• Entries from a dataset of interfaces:
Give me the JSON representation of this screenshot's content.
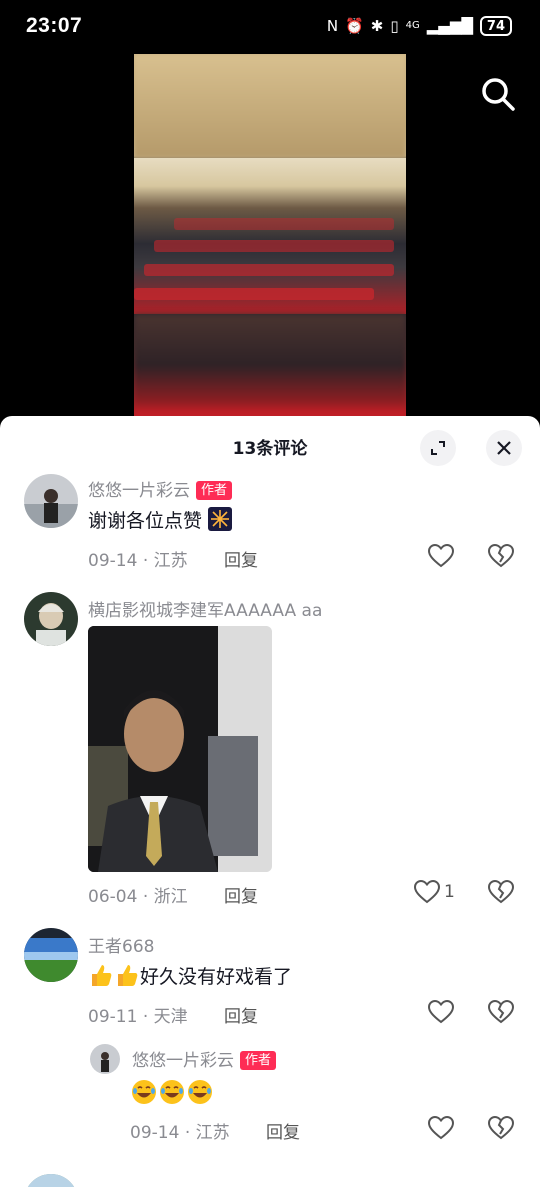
{
  "status": {
    "time": "23:07",
    "battery": "74",
    "network": "4G"
  },
  "sheet": {
    "title": "13条评论"
  },
  "comments": [
    {
      "username": "悠悠一片彩云",
      "badge": "作者",
      "text": "谢谢各位点赞",
      "date": "09-14",
      "location": "江苏",
      "reply_label": "回复"
    },
    {
      "username": "横店影视城李建军AAAAAA aa",
      "date": "06-04",
      "location": "浙江",
      "reply_label": "回复",
      "likes": "1"
    },
    {
      "username": "王者668",
      "text": "好久没有好戏看了",
      "date": "09-11",
      "location": "天津",
      "reply_label": "回复"
    },
    {
      "username": "悠悠一片彩云",
      "badge": "作者",
      "date": "09-14",
      "location": "江苏",
      "reply_label": "回复"
    }
  ],
  "separator": "·",
  "colors": {
    "accent": "#fe2c55",
    "text": "#161823",
    "muted": "#8a8b91"
  },
  "icons": [
    "search-icon",
    "expand-icon",
    "close-icon",
    "heart-icon",
    "dislike-heart-icon",
    "thumbs-up-emoji",
    "laughing-emoji",
    "fireworks-emoji"
  ]
}
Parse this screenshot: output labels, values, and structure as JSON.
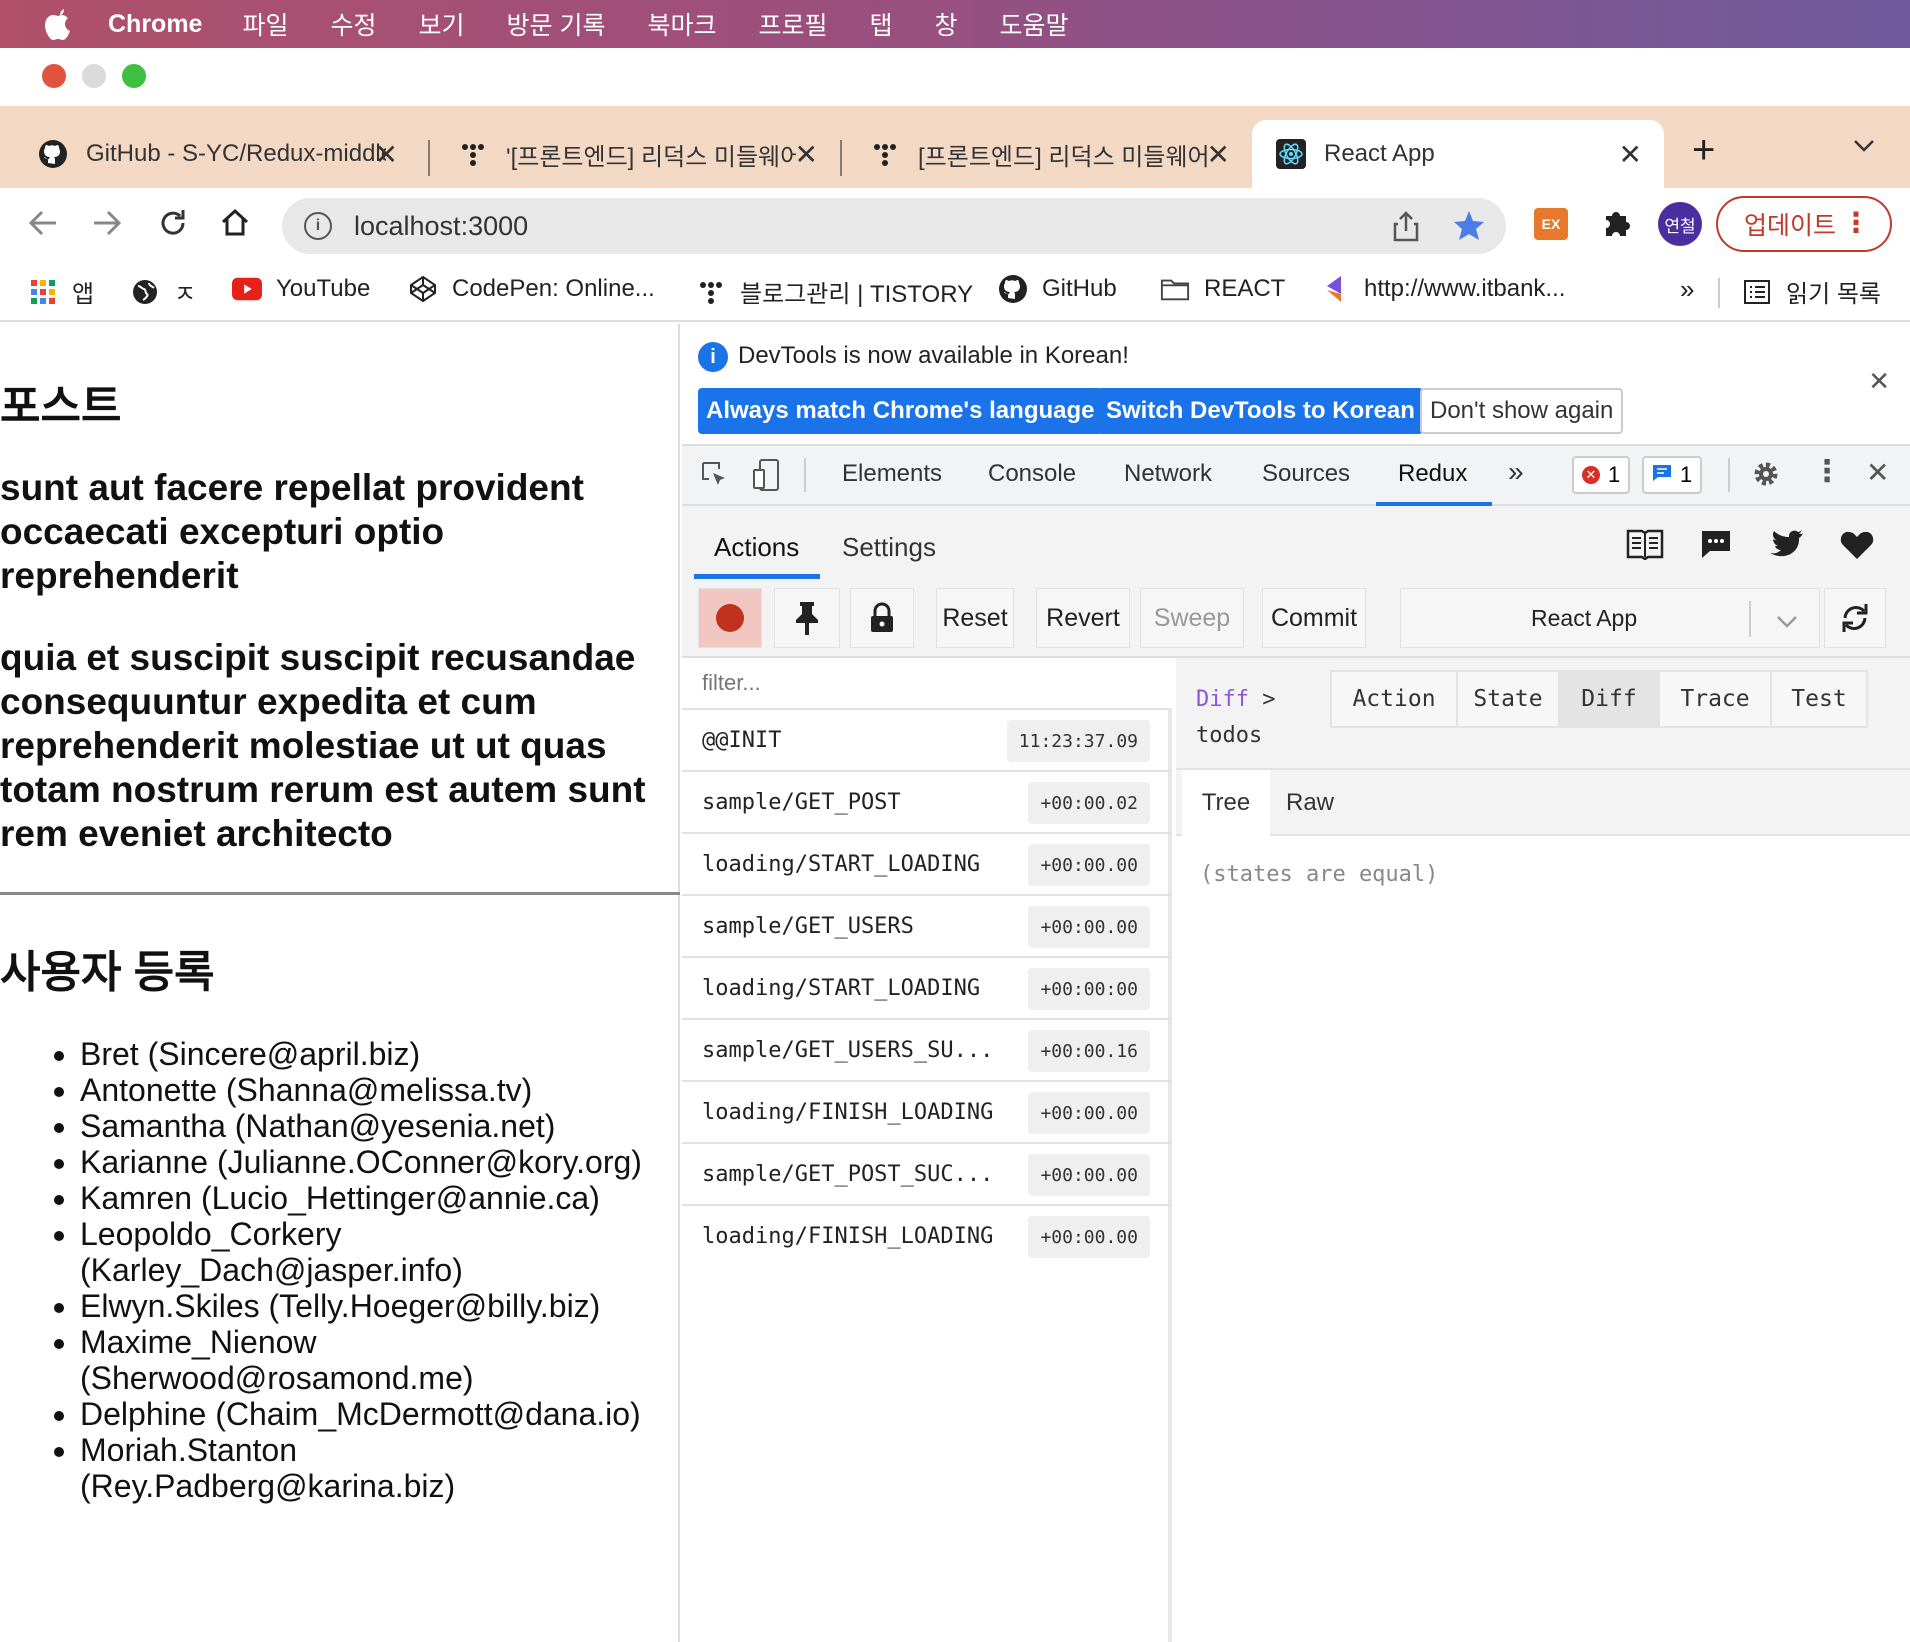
{
  "menubar": {
    "app": "Chrome",
    "items": [
      "파일",
      "수정",
      "보기",
      "방문 기록",
      "북마크",
      "프로필",
      "탭",
      "창",
      "도움말"
    ]
  },
  "tabs": [
    {
      "title": "GitHub - S-YC/Redux-middleware",
      "icon": "github-icon"
    },
    {
      "title": "'[프론트엔드] 리덕스 미들웨어",
      "icon": "tistory-icon"
    },
    {
      "title": "[프론트엔드] 리덕스 미들웨어",
      "icon": "tistory-icon"
    },
    {
      "title": "React App",
      "icon": "react-icon",
      "active": true
    }
  ],
  "toolbar": {
    "url": "localhost:3000",
    "profile": "연철",
    "update_label": "업데이트",
    "ext_label": "EX"
  },
  "bookmarks": {
    "apps": "앱",
    "items": [
      "ㅈ",
      "YouTube",
      "CodePen: Online...",
      "블로그관리 | TISTORY",
      "GitHub",
      "REACT",
      "http://www.itbank..."
    ],
    "overflow": "»",
    "reading_list": "읽기 목록"
  },
  "page": {
    "post_heading": "포스트",
    "post_title": "sunt aut facere repellat provident occaecati excepturi optio reprehenderit",
    "post_body": "quia et suscipit suscipit recusandae consequuntur expedita et cum reprehenderit molestiae ut ut quas totam nostrum rerum est autem sunt rem eveniet architecto",
    "users_heading": "사용자 등록",
    "users": [
      "Bret (Sincere@april.biz)",
      "Antonette (Shanna@melissa.tv)",
      "Samantha (Nathan@yesenia.net)",
      "Karianne (Julianne.OConner@kory.org)",
      "Kamren (Lucio_Hettinger@annie.ca)",
      "Leopoldo_Corkery (Karley_Dach@jasper.info)",
      "Elwyn.Skiles (Telly.Hoeger@billy.biz)",
      "Maxime_Nienow (Sherwood@rosamond.me)",
      "Delphine (Chaim_McDermott@dana.io)",
      "Moriah.Stanton (Rey.Padberg@karina.biz)"
    ]
  },
  "devtools": {
    "notice": "DevTools is now available in Korean!",
    "btn_match": "Always match Chrome's language",
    "btn_switch": "Switch DevTools to Korean",
    "btn_dont": "Don't show again",
    "tabs": [
      "Elements",
      "Console",
      "Network",
      "Sources",
      "Redux"
    ],
    "more": "»",
    "errors": "1",
    "messages": "1"
  },
  "redux": {
    "tabs": [
      "Actions",
      "Settings"
    ],
    "buttons": {
      "reset": "Reset",
      "revert": "Revert",
      "sweep": "Sweep",
      "commit": "Commit"
    },
    "instance": "React App",
    "filter_placeholder": "filter...",
    "actions": [
      {
        "name": "@@INIT",
        "time": "11:23:37.09"
      },
      {
        "name": "sample/GET_POST",
        "time": "+00:00.02"
      },
      {
        "name": "loading/START_LOADING",
        "time": "+00:00.00"
      },
      {
        "name": "sample/GET_USERS",
        "time": "+00:00.00"
      },
      {
        "name": "loading/START_LOADING",
        "time": "+00:00:00"
      },
      {
        "name": "sample/GET_USERS_SU...",
        "time": "+00:00.16"
      },
      {
        "name": "loading/FINISH_LOADING",
        "time": "+00:00.00"
      },
      {
        "name": "sample/GET_POST_SUC...",
        "time": "+00:00.00"
      },
      {
        "name": "loading/FINISH_LOADING",
        "time": "+00:00.00"
      }
    ],
    "crumb_diff": "Diff",
    "crumb_sep": ">",
    "crumb_path": "todos",
    "monitor_tabs": [
      "Action",
      "State",
      "Diff",
      "Trace",
      "Test"
    ],
    "view_tabs": [
      "Tree",
      "Raw"
    ],
    "equal_text": "(states are equal)"
  },
  "colors": {
    "accent": "#1a73e8",
    "record": "#c0321e",
    "update_border": "#c0392b",
    "profile_bg": "#4a2ea0"
  }
}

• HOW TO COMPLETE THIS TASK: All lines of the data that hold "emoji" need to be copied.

• WRITTEN RESPONSE:
    "thumbs-up-emoji",
    "laughing-emoji",
    "fireworks-emoji"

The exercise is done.